“This program was important because it was the first terminal degree the Council on Postsecondary Education (CPE) allowed regional universities to offer,” he said. “We needed more terminally degreed leaders in our state. Without these programs, many Kentuckians wanting terminal degrees in educational leadership were having to look outside the state for such programs. We provided leaders the ability to stay closer to home as they further their studies.”
Norman said one of the aspects of MSU that led him to apply for his current role was its long-standing dedication to serving the region of Eastern Kentucky. He said while he is still formulating his ideas for the Volgenau College of Education’s goals and vision, he has already fostered fruitful partnerships. The college is partnering with the National Rural Education Association and the Rural Schools Collaborative (RSC). Through this collaboration, MSU will serve as an RSC Appalachian Hub (for the region of Kentucky, Tennessee, Virginia and North Carolina) to assist rural schools and teachers.

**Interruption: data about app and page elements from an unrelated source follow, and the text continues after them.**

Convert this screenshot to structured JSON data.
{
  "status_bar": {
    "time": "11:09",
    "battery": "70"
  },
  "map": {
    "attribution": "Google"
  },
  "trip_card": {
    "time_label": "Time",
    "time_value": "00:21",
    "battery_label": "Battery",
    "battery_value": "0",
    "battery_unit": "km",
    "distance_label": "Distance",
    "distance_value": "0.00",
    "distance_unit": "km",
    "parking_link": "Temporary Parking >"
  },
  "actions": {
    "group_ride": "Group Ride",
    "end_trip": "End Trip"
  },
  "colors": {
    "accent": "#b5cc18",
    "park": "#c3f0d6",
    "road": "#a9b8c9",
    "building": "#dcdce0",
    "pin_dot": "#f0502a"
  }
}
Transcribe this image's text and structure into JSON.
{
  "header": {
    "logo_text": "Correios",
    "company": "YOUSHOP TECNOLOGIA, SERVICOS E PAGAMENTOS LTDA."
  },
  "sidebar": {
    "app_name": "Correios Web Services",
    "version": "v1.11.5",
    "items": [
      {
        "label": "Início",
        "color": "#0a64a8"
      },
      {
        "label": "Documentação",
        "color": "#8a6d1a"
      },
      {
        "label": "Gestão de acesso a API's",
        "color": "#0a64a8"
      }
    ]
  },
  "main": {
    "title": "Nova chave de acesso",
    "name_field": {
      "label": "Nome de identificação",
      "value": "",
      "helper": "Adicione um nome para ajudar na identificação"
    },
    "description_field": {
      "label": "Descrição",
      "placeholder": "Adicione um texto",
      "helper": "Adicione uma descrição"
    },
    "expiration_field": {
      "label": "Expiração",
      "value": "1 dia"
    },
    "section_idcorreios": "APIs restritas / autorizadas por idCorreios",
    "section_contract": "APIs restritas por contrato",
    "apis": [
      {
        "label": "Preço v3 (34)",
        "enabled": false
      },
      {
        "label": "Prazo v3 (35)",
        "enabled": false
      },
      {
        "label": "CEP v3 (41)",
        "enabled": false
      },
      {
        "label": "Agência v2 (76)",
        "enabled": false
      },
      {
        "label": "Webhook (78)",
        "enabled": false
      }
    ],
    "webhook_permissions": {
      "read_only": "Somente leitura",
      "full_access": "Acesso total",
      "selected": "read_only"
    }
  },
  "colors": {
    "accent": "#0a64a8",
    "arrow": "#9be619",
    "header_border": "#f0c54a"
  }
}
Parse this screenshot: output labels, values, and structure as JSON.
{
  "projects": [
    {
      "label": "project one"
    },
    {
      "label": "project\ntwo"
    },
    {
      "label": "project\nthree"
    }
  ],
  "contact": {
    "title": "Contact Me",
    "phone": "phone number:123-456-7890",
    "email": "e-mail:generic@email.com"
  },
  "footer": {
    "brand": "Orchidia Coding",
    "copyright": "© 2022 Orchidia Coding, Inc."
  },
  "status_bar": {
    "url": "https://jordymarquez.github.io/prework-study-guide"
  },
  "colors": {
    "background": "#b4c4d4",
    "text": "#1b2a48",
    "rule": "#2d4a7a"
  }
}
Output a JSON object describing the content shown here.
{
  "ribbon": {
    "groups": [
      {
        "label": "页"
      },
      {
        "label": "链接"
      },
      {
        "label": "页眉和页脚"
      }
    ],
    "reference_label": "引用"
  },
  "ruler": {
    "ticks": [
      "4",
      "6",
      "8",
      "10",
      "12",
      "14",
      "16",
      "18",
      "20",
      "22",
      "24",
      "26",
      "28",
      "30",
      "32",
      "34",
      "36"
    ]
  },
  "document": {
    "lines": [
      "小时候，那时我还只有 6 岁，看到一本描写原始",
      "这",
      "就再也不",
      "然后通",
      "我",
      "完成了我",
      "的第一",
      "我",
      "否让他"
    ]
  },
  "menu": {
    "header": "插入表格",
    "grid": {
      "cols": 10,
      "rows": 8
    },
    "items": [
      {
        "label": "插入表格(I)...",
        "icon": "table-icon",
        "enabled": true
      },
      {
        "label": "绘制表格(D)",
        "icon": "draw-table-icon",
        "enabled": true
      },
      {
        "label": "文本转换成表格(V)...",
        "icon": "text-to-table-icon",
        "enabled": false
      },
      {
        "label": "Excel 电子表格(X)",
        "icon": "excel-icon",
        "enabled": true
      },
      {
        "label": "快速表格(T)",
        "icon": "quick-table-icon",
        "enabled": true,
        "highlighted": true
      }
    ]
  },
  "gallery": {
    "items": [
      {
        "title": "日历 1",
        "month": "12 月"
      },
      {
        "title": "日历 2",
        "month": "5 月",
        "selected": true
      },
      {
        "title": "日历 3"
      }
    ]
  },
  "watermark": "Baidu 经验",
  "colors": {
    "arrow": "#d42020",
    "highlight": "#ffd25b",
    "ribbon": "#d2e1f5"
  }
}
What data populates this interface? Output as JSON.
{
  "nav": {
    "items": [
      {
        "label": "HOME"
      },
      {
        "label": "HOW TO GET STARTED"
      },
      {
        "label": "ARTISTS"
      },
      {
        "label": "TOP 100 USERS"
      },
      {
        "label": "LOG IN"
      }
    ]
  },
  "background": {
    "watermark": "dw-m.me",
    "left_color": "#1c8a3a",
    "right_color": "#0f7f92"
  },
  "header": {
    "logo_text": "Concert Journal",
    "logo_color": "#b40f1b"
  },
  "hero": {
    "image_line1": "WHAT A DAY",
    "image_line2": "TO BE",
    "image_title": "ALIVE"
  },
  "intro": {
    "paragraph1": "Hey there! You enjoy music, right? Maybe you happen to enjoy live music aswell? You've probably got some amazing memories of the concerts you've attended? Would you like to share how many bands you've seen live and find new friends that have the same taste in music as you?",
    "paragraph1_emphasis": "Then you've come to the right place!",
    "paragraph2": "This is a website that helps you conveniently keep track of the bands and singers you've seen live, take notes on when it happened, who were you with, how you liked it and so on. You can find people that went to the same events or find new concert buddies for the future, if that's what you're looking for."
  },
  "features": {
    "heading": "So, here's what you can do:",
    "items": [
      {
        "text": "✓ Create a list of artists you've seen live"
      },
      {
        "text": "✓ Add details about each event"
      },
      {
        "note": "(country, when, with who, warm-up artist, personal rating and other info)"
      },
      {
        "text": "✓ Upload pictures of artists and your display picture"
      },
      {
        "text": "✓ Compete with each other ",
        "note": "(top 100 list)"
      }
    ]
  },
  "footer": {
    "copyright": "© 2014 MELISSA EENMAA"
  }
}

The newly formed Appalachian Rural Education – MSU Hub Council in the Volgenau College of Education will also help emphasize advocacy, education, connection and awareness related to rural education issues.
Norman said the importance of his role isn’t lost on him. He said the Volgenau College of Education will always promote MSU’s core mission by preparing its graduates to succeed and do their part to help students and schools in Eastern Kentucky and beyond flourish.
“We must challenge them to embrace perspectives and viewpoints that prepare them to not only be successful ‘back home’ but successful anywhere life might take them. It is my goal, and I believe that of all Volgenau and Morehead State faculty, to prepare our students to be able to choose to live, work and thrive anywhere, so serving in our region is their choice rather than their only option,” he said. “It is my hope that Morehead State will continue to stay true to and protect our core mission as ’a light to the mountains.’ After all, if we don’t improve the lives and support the dreams of those in Eastern Kentucky, who will?”
For more information about MSU’s Volgenau College of Education and its programs, call 606-783-2162 or visit www.moreheadstate.edu/education.
MSU will be discounting graduate tuition on all 600-level courses within the Volgenau College of Education. The rate for the next five years will be the same as our undergraduate tuition rate, which is currently $374 per credit hour.
For more details on the reduced tuition, as well as information on graduate and certification programs offered by the Volgenau College of Education, visit www.moreheadstate.edu/kyeducators.